It only takes Isaac about 15 minutes to tear a stuffed sock apart and get the treats out, but he really enjoys it.

Here is a picture of one, before he tore it to shreds:

Tuesday, December 4, 2012

Isaac Learns a New Task

Isaac helped me do laundry today. I have this braided rope that I can put on things, like on the refrigerator door handle, and he pulls on the rope to open up the fridge for me. I can open it myself but he likes having little jobs to do. Well, today I tied the rope onto my laundry basket, and then he pulled the basket of clean, folded laundry from the living room, where I'd been sitting on the couch folding clothes, to the bedroom, where I then put the clothes away. Bending over and picking up baskets of laundry is very difficult for me these days, with my back problems, so this is immensely helpful. Isaac was pretty excited about it, too.

Sunday, December 2, 2012

Isaac and His Basketball

This is one of Isaac's favorite toys these days.  It's a basketball that was slightly deflated when I gave it to him (I was told he liked them that way).  He promptly chewed a hole in it and then began gnawing off little chunks and spitting them out.  He's probably destroyed about a quarter of the whole ball so far.  It keeps him busy a lot.

Saturday, December 1, 2012

Isaac’s Vocabulary

Well, vocabulary may not be the right word, but it’s close enough.  I was talking to a friend the other day who has an eight month old puppy he is training (she is a pet, not a service dog) and he told me he has ten commands he is teaching her and that it’s been hard work.  I’m not sure if he is trying to teach all ten commands at once or not.  I’m thinking it would work best to train just one or two commands at a time, then move on to the next one once the dog is good at those.

So now I’m trying to think of how many commands Isaac knows.  He knows “sit,” “down,”, “stay” and “come,” of course. 

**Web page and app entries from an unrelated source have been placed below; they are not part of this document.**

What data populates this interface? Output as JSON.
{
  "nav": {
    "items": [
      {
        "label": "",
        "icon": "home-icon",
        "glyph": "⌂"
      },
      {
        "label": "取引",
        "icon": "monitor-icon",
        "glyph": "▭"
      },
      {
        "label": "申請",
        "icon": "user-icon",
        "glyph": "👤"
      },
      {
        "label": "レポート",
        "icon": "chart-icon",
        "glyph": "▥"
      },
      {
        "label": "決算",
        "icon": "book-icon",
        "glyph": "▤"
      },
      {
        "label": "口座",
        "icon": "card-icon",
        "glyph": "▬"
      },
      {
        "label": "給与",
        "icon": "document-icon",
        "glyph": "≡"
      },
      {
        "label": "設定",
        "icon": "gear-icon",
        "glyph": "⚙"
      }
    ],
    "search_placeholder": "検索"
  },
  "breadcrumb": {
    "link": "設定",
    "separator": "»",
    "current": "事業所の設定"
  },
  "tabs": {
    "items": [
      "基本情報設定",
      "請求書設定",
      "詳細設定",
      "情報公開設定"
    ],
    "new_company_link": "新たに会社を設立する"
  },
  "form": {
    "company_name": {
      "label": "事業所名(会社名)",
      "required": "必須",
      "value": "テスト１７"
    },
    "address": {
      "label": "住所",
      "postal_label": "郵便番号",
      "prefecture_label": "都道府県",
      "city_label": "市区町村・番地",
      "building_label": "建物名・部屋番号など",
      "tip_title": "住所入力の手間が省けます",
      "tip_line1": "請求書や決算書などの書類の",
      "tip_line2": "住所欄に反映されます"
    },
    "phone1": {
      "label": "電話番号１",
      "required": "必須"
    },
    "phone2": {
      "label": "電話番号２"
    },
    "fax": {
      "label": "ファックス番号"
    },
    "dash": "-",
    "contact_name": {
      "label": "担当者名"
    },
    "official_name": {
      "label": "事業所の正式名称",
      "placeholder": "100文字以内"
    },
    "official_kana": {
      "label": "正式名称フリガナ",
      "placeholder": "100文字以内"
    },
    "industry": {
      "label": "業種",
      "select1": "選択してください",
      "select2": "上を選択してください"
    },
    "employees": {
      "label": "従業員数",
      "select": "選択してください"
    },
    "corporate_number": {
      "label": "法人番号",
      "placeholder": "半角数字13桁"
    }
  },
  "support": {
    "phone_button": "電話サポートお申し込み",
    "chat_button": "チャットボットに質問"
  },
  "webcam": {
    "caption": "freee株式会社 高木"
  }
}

He knows “heel,” although he has a strong tendency to walk a bit ahead of me, which is a problem.  We’re working on it. 

We’re also working on “quiet” right now.  When he wants attention and isn’t getting it, he sometimes barks. 

Then, he knows “get meds” and “get lights” (turn lights on).  He knows “get it,” which means to pick up whatever I’m pointing at and give it to me.  He knows “give it.”  He knows “leave it” and fortunately does that one well. 

He knows “go in,” which means go in his crate, and “go under,” which means go under the table at a restaurant (which he does not particularly like doing, he prefers to be where he can watch everything that’s going on). 

He knows “load” and “unload,” which means get in/out of the car.  

He knows “circle,” which means to circle closely around me, like making sure I have space around me and keeping people from getting too close.  He knows “front,” which means to stand in front of me, which is what he does if I’m standing at a counter paying for something, things like that.  

He knows “OK,” which basically means to go ahead, like when I put his food down he waits until I say “OK” to start eating and when I open the door he waits until I say “OK” to go out.  

He knows “watch me,” which means he watches me and pays attention.  I use that when we are out and he’s getting distracted by stuff and not paying attention to what he’s supposed to be doing.  

Those might be all right now.  There are some other commands I want to teach him in the future, but first I want to work on “heel” and “quiet” some more.